Justin Katz, appearing on Channel 10’s Wingmen recently, maintained that, “illegal immigrants” will put a burden on schools and other social services, even though the group Katz fronts for, the Rhode Island Center for Freedom and Prosperity, actively seeks to cut funds for schools and social services. In his defense, Katz is merely following his economic ideas to their inevitable conclusion: Since the kinds of policies the Center advocates for have already made it more difficult to adequately care for at-risk children presently living in Rhode Island, how can our state possibly afford to care for even more at-risk children?
What any potential influx of refugee children will reveal about the Rhode Island economy is what economist Robert Reich calls a vicious circle, a complex working of policies that reinforces itself through a feedback loop with ever more negative economic consequences, at least for most of us. (A very few will attain unimaginable wealth.) The rules in Rhode Island have been constructed to deprive the necessities of life to those deemed incapable of meaningful contributions to the all-important Economy. The arrival of hungry children simply makes this fact gallingly apparent.
This is why religious values always fail when stacked up against conservative economic values. Bishop Tobin, of the Providence Catholic Diocese, can quite clearly say, on religious grounds, “If the refugee children come to Rhode Island I hope and pray that all the members of our community will work together, in a thoughtful and compassionate way, to welcome them and care for them to the very best of our ability. The Catholic Church will do its part. Certainly the children should not be the object of our political scorn” but these words are completely ignored by members of groups like RI Taxpayers, who publicly “supports Terry Gorman and his RIILE group.”
Larry Girouard, President of RI Taxpayers, allows his website to carry such pleasantries as, “While the feds may be paying the expenses of these children, we all know it will be a matter of time before that expense will be passed to the state taxpayers. This state is under enough financial pressure with a bloated state budget. This is just another expense the taxpayers didn’t need or expect.”
What are we to make of an economic system bounded by policies that cannot value the lives of children? Are we to simply shrug our shoulders and resign ourselves to an arbitrary rule system, championed by people like Girouard and Katz, that reduces and dehumanizes refugee children to “objects of our political scorn”? If the rules are such that multitudes of people must suffer so that a very few might live in unimaginable and undeserved opulence, why are we playing by such rules? Why must we reject what is best in ourselves, our empathy, to serve the venal economic wishes of a group of small minded Objectivists more concerned with fostering human greed than human compassion?
Happily, those that would deny food and shelter to refugee children are far outnumbered by the rest of us who see caring for those in need as being essential to our very humanity. Questioning the need to offer assistance to children stuns us. It’s impossible to not see such attitudes as some kind of perverse joke and an abandonment of essential human values. “I’m not going to ruin a perfectly good pair of $200 shoes wading into a puddle to save a drowning two-year old,” is something said by villains, not decent people.

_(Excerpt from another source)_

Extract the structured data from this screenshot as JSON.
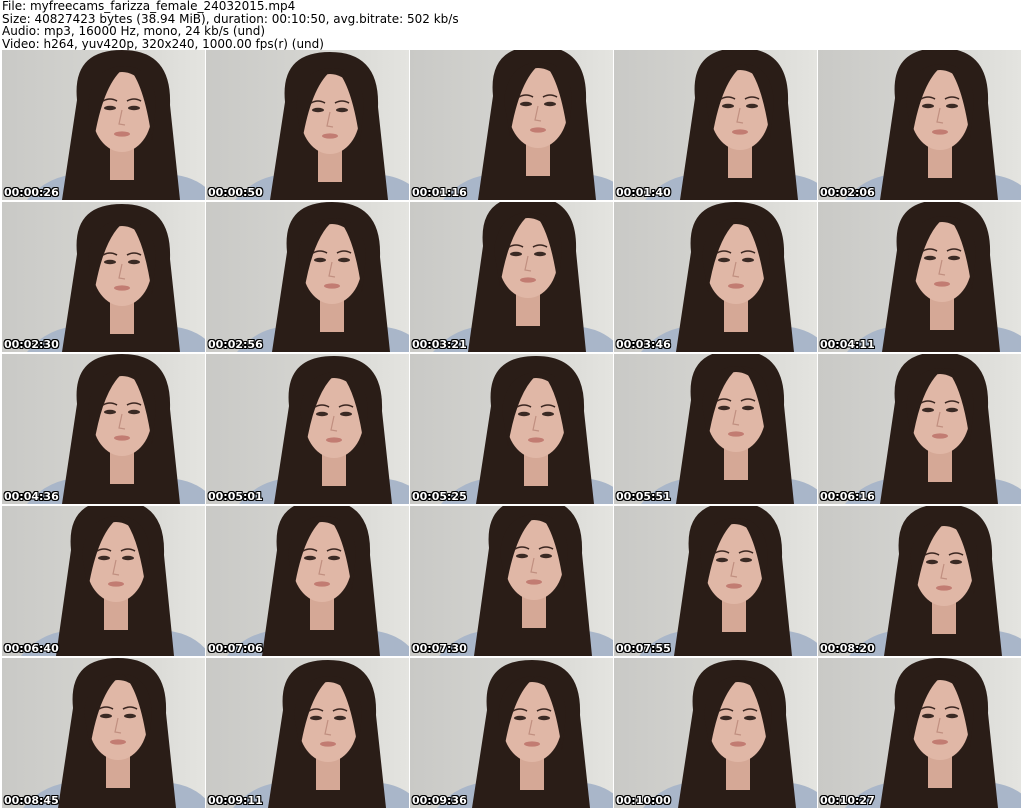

When groups like RI Taxpayers or the RI Center for Freedom and Prosperity tell us what the rules of the economy should be, we hear them talk about fairness and equity, and we assume that they are honest moral players with whom we disagree. When the pain of their policies fall on us, we bear it, because we have been bewildered by their talk of fairness. We believe that our placement in the great Economic game has been determined honestly, and that we are somehow getting what we deserve.
However, at the moment children show up at our door, hungry and without shelter and those that set the rules tell us we are powerless to help, we see the Economy for what it is: a game to keep us poor and powerless.
That’s when we wake up, and tell them we aren’t playing their game anymore.